Photo Courtesy MLS Soccer

Orlando Tournament draws Galaxy into an East Coast El Trafico

Major League Soccer got exactly what it wanted when the LA Galaxy were drawn into a group headed by Los Angeles Football Club, today.

The live draw, conducted by MLS, was a spectacle in its own right. A person representing each team of the three seeded clubs for the Western Conference — Seattle Sounders, and LAFC –, as well as representatives for the three seeded teams in the Eastern Conference — Atlanta United, Toronto FC, and Orlando –, chose from numbered balls in front of former MLS player Charlie Davies. Davies would then open those balls which contained the name of that teams’ opponent in the group.

The Eastern Conference was drawn first with a complete breakdown of all selections below.

But when it came to group F, LAFC drew the Galaxy’s number “W4” on the first try. Also added to the group were the Houston Dynamo and Portland Timbers.

Group F should largely be described as the infamous “Group of Death.” LAFC was a preseason favorite to win MLS Cup in 2020 and are undefeated in the only two games they played this year. The Dynamo drew with the Galaxy 1-1 in Houston in the season opener and looked comfortable doing it. And the Galaxy haven’t beaten Portland away from StubHub Center since June of 2016.

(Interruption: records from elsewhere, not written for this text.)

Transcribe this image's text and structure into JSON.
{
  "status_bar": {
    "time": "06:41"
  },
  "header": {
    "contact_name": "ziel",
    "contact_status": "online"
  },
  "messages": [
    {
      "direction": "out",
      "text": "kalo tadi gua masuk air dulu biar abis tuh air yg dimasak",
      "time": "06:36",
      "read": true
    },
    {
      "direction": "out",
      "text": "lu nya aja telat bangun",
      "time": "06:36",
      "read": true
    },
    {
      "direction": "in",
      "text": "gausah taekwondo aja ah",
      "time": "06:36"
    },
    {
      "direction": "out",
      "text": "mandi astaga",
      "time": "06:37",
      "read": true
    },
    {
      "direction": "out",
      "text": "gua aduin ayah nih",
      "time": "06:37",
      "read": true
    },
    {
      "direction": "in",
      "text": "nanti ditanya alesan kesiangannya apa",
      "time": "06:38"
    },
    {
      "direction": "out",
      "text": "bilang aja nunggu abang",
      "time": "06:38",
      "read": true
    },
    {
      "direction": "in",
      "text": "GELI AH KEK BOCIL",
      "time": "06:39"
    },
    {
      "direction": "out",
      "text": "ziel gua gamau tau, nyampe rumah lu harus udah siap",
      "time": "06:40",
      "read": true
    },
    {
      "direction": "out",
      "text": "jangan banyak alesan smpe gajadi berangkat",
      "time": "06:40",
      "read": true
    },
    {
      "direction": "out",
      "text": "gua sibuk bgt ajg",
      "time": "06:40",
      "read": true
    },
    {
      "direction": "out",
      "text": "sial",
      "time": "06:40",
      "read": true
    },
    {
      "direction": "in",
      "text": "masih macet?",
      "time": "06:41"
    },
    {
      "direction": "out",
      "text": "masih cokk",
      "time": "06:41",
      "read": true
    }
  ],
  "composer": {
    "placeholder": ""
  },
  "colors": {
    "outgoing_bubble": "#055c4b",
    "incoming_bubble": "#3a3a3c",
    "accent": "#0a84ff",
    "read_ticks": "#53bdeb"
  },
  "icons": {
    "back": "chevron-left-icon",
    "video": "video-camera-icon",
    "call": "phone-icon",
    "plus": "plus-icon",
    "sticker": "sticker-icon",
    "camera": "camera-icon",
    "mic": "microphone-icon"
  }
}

But to advance in this tournament, they’ll need to finish in the top two positions in the group or be one of the four best third-place finishers. That would put the Galaxy into the Round-of-16, and a chance at the semifinals, and the Championship game.

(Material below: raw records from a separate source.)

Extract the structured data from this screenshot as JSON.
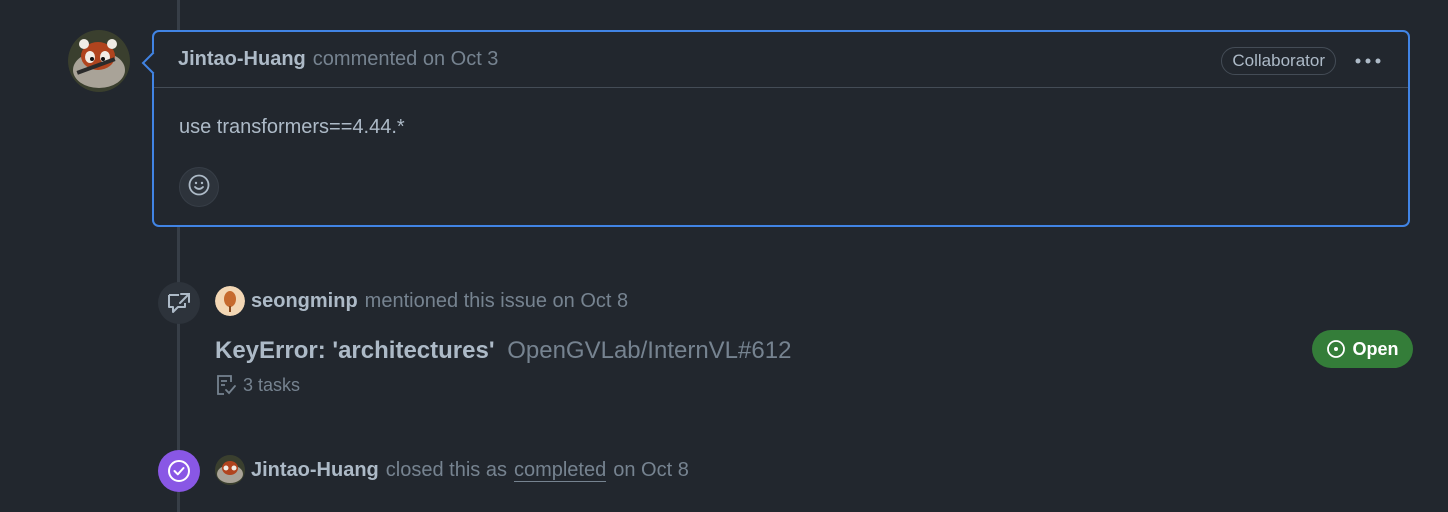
{
  "comment": {
    "author": "Jintao-Huang",
    "action": "commented on Oct 3",
    "role_badge": "Collaborator",
    "body": "use transformers==4.44.*",
    "menu_icon": "kebab-horizontal-icon",
    "reaction_icon": "smiley-icon"
  },
  "cross_reference": {
    "actor": "seongminp",
    "action": "mentioned this issue on Oct 8",
    "issue_title": "KeyError: 'architectures'",
    "issue_ref": "OpenGVLab/InternVL#612",
    "tasks": "3 tasks",
    "state": "Open",
    "icon": "cross-reference-icon",
    "state_color": "#347d39"
  },
  "closed_event": {
    "actor": "Jintao-Huang",
    "action_prefix": "closed this as",
    "reason": "completed",
    "action_suffix": "on Oct 8",
    "icon": "check-circle-icon",
    "icon_color": "#8957e5"
  },
  "colors": {
    "background": "#22272e",
    "accent_border": "#4184e4"
  }
}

The three group play games — a schedule will be released in the coming days with games starting on July 8 — will all count toward a 2020 regular season that is expected to kick off after the August 11 conclusion of this tournament.

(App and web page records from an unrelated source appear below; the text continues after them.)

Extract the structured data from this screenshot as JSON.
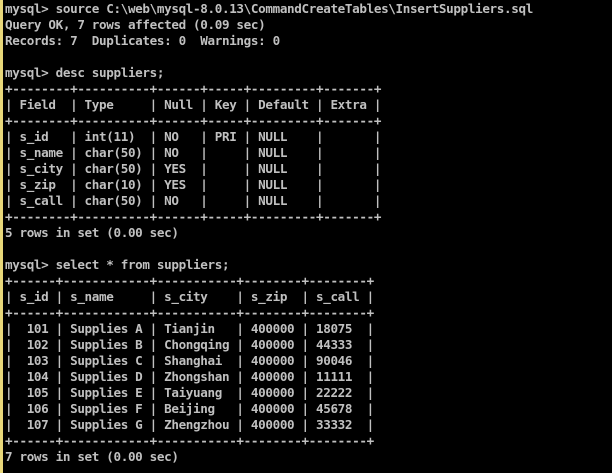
{
  "window": {
    "colors": {
      "background": "#000000",
      "text": "#c0c0c0",
      "accent": "#e8d77a"
    }
  },
  "console": {
    "lines": [
      "mysql> source C:\\web\\mysql-8.0.13\\CommandCreateTables\\InsertSuppliers.sql",
      "Query OK, 7 rows affected (0.09 sec)",
      "Records: 7  Duplicates: 0  Warnings: 0",
      "",
      "mysql> desc suppliers;",
      "+--------+----------+------+-----+---------+-------+",
      "| Field  | Type     | Null | Key | Default | Extra |",
      "+--------+----------+------+-----+---------+-------+",
      "| s_id   | int(11)  | NO   | PRI | NULL    |       |",
      "| s_name | char(50) | NO   |     | NULL    |       |",
      "| s_city | char(50) | YES  |     | NULL    |       |",
      "| s_zip  | char(10) | YES  |     | NULL    |       |",
      "| s_call | char(50) | NO   |     | NULL    |       |",
      "+--------+----------+------+-----+---------+-------+",
      "5 rows in set (0.00 sec)",
      "",
      "mysql> select * from suppliers;",
      "+------+------------+-----------+--------+--------+",
      "| s_id | s_name     | s_city    | s_zip  | s_call |",
      "+------+------------+-----------+--------+--------+",
      "|  101 | Supplies A | Tianjin   | 400000 | 18075  |",
      "|  102 | Supplies B | Chongqing | 400000 | 44333  |",
      "|  103 | Supplies C | Shanghai  | 400000 | 90046  |",
      "|  104 | Supplies D | Zhongshan | 400000 | 11111  |",
      "|  105 | Supplies E | Taiyuang  | 400000 | 22222  |",
      "|  106 | Supplies F | Beijing   | 400000 | 45678  |",
      "|  107 | Supplies G | Zhengzhou | 400000 | 33332  |",
      "+------+------------+-----------+--------+--------+",
      "7 rows in set (0.00 sec)"
    ]
  }
}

Gameday rosters have been expanded with five additional players. That means that the Galaxy, who have 24 players currently on the roster, would only have to leave one player out for a total of 23 gameday options.

Under IFAB rules, this tournament will also be played with a total of five substitutions for each team instead of the usual three. And there are restrictions on how often you can stop play to substitute players onto the field (just three times).

But the tournament isn’t without its controversy. Just a little over 60 minutes before the live draw was to be held, news broke that Orlando, a seeded team, would be playing Inter Miami in the tournaments kick-off game. Orlando is heading the only group with six teams, and Miami was placed there by MLS outside of the random draw.

More controversy came when instead of drawing balls from a bowl or other container, Davies instead had numbered balls sitting on a rack in front of him. Team representatives then would pick the number of the ball they wanted before the name inside was revealed.

This system is hardly random, is susceptible to patterns or trends, and could easily be tampered with. Did any of that happen? It’s unlikely. But technically, it’s also unlikely that MLS would get an LAFC vs. Galaxy matchup – an Orlando El Trafico — a game between Toronto FC and Montreal, and a game between Cincinnati and the Columbus Crew.

MLS got the matchups it wanted, for the most part. But it also lived up to its constant criticism that it lacks transparency and merely bends the rules to suit its whims.

A World-Cup-type tournament in the middle of a global pandemic was always going to have an asterisk next to the results. But it seems, in effecting the balance of play in the group stages — games that count for regular-season points — MLS added an asterisk to an asterisk.

For their part, the Galaxy just need to find a way out of group play.